**DIRECTIONS FOR THIS TASK:** Could you restate all of the entries, word for word?

※

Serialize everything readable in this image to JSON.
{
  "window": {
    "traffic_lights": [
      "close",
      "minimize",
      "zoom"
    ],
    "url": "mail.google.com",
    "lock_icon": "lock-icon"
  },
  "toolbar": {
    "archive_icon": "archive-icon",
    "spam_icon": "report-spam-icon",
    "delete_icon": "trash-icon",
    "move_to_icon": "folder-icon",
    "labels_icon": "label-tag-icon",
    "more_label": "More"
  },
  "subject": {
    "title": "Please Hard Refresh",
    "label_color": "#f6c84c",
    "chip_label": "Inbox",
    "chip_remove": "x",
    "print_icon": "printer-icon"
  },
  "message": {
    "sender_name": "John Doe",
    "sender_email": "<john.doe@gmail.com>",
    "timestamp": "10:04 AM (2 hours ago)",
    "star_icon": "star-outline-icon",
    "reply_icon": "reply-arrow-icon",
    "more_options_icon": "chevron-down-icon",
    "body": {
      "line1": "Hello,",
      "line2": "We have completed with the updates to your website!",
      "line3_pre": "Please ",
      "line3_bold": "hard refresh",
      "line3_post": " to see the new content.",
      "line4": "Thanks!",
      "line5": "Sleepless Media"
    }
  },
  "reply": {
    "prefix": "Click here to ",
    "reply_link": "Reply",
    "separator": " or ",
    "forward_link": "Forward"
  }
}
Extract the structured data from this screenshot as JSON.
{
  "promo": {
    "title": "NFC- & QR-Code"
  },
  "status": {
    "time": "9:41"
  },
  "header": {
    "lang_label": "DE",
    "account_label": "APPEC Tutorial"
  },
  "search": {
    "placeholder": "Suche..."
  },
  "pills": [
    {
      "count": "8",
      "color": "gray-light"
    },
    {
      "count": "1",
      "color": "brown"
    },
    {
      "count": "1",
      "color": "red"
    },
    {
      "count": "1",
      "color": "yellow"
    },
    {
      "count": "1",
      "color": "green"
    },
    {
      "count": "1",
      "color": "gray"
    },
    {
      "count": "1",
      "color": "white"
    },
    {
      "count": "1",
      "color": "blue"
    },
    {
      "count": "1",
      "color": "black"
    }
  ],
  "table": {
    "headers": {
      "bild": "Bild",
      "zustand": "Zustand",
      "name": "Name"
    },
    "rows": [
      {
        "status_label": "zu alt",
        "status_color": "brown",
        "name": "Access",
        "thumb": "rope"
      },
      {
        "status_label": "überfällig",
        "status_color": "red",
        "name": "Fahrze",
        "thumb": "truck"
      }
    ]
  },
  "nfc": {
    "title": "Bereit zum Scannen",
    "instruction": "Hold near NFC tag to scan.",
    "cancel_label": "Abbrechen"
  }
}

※

**OUTPUT:**
Serialize everything readable in this image to JSON.
{
  "window": {
    "traffic_lights": [
      "close",
      "minimize",
      "zoom"
    ],
    "url": "mail.google.com",
    "lock_icon": "lock-icon"
  },
  "toolbar": {
    "archive_icon": "archive-icon",
    "spam_icon": "report-spam-icon",
    "delete_icon": "trash-icon",
    "move_to_icon": "folder-icon",
    "labels_icon": "label-tag-icon",
    "more_label": "More"
  },
  "subject": {
    "title": "Please Hard Refresh",
    "label_color": "#f6c84c",
    "chip_label": "Inbox",
    "chip_remove": "x",
    "print_icon": "printer-icon"
  },
  "message": {
    "sender_name": "John Doe",
    "sender_email": "<john.doe@gmail.com>",
    "timestamp": "10:04 AM (2 hours ago)",
    "star_icon": "star-outline-icon",
    "reply_icon": "reply-arrow-icon",
    "more_options_icon": "chevron-down-icon",
    "body": {
      "line1": "Hello,",
      "line2": "We have completed with the updates to your website!",
      "line3_pre": "Please ",
      "line3_bold": "hard refresh",
      "line3_post": " to see the new content.",
      "line4": "Thanks!",
      "line5": "Sleepless Media"
    }
  },
  "reply": {
    "prefix": "Click here to ",
    "reply_link": "Reply",
    "separator": " or ",
    "forward_link": "Forward"
  }
}
Extract the structured data from this screenshot as JSON.
{
  "promo": {
    "title": "NFC- & QR-Code"
  },
  "status": {
    "time": "9:41"
  },
  "header": {
    "lang_label": "DE",
    "account_label": "APPEC Tutorial"
  },
  "search": {
    "placeholder": "Suche..."
  },
  "pills": [
    {
      "count": "8",
      "color": "gray-light"
    },
    {
      "count": "1",
      "color": "brown"
    },
    {
      "count": "1",
      "color": "red"
    },
    {
      "count": "1",
      "color": "yellow"
    },
    {
      "count": "1",
      "color": "green"
    },
    {
      "count": "1",
      "color": "gray"
    },
    {
      "count": "1",
      "color": "white"
    },
    {
      "count": "1",
      "color": "blue"
    },
    {
      "count": "1",
      "color": "black"
    }
  ],
  "table": {
    "headers": {
      "bild": "Bild",
      "zustand": "Zustand",
      "name": "Name"
    },
    "rows": [
      {
        "status_label": "zu alt",
        "status_color": "brown",
        "name": "Access",
        "thumb": "rope"
      },
      {
        "status_label": "überfällig",
        "status_color": "red",
        "name": "Fahrze",
        "thumb": "truck"
      }
    ]
  },
  "nfc": {
    "title": "Bereit zum Scannen",
    "instruction": "Hold near NFC tag to scan.",
    "cancel_label": "Abbrechen"
  }
}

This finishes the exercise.